Rev - July 5th
We are now two episodes into the new BBC2 comedy drama Rev, and I think I’m a bit confused. Rev follows the life of inner-city vicar Adam Smallbone (Tom Hollander) and was billed as being much more true to real life than The Vicar of Dibley or Father Ted. I must admit this worried me slightly as I already found those two quite realistic – I actually know both Father Dougal and David Horton - and I thought anything more gritty than that could be depressing. It turns out I wasn’t wrong, in that I actually did feel a bit depressed after the second episode.
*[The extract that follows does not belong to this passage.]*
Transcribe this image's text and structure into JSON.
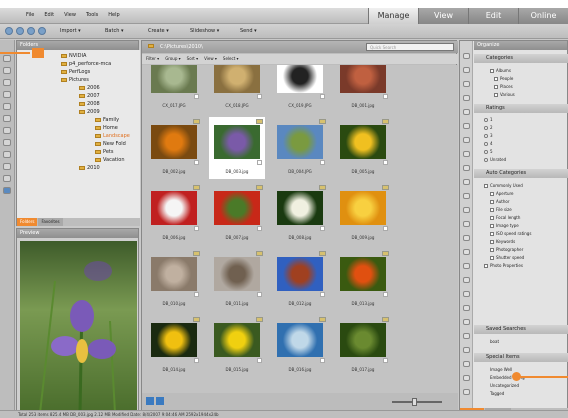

It’s not that I didn’t enjoy it. Tom Hollander portrays Adam Smallbone brilliantly as a sincere, vulnerable, fallible human vicar, struggling to make sense of the place he finds himself in; always hopeful, always disappointed, in danger of being overwhelmed by the task before him, but always somehow managing to muddle through. His life-weary solicitor wife (Olivia Colman) is well played too, as is the intense and learned licensed lay minister Nigel (Miles Jupp). The writers must have been very well advised, or must themselves have had the opportunity to observe the life of an urban vicar and those around him or her.
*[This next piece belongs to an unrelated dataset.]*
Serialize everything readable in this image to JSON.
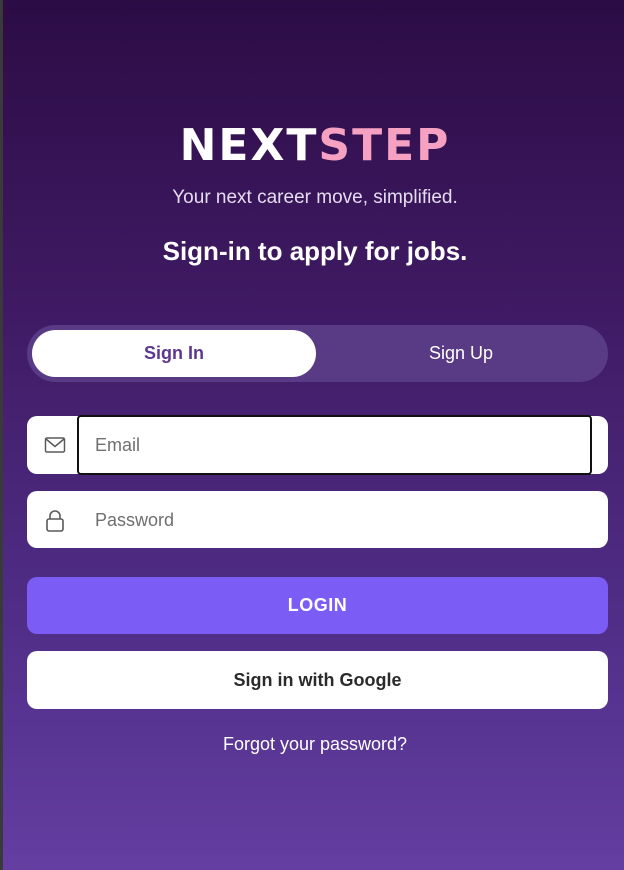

The first part that jarred with me was the Archdeacon, who kept turning up in a taxi for little chats, and who clearly had an unrealistically intimate knowledge of the parish and congregation. He was very funny, but in a two-dimensional, caricatured way. There’s nothing wrong with two-dimensional comedy, but it’s just a different animal. I found it odd to have such an unlikely character, rather reminiscent of Bishop Brennan in Father Ted, playing opposite the very nuanced, three-dimensional Adam Smallbone. In the second episode, not only did the Archdeacon continue to appear at regular intervals to check up on Rev Smallbone’s progress (has the man nothing else to do at all?) but another unlikely two-dimensional character comes into the plot: an evangelical vicar who performs a hostile takeover of the church because his own is being refurbished. (How could this happen? Answer: it couldn’t, don’t be silly.) The effect on me of this mix of two- and three-dimensional characters was to leave me feeling strangely out of kilter, almost sad.
All this is churlish though: it’s an engaging and thoughtful sitcom, and the reason I know this is true is that I can hardly wait for the next episode. Bring it on.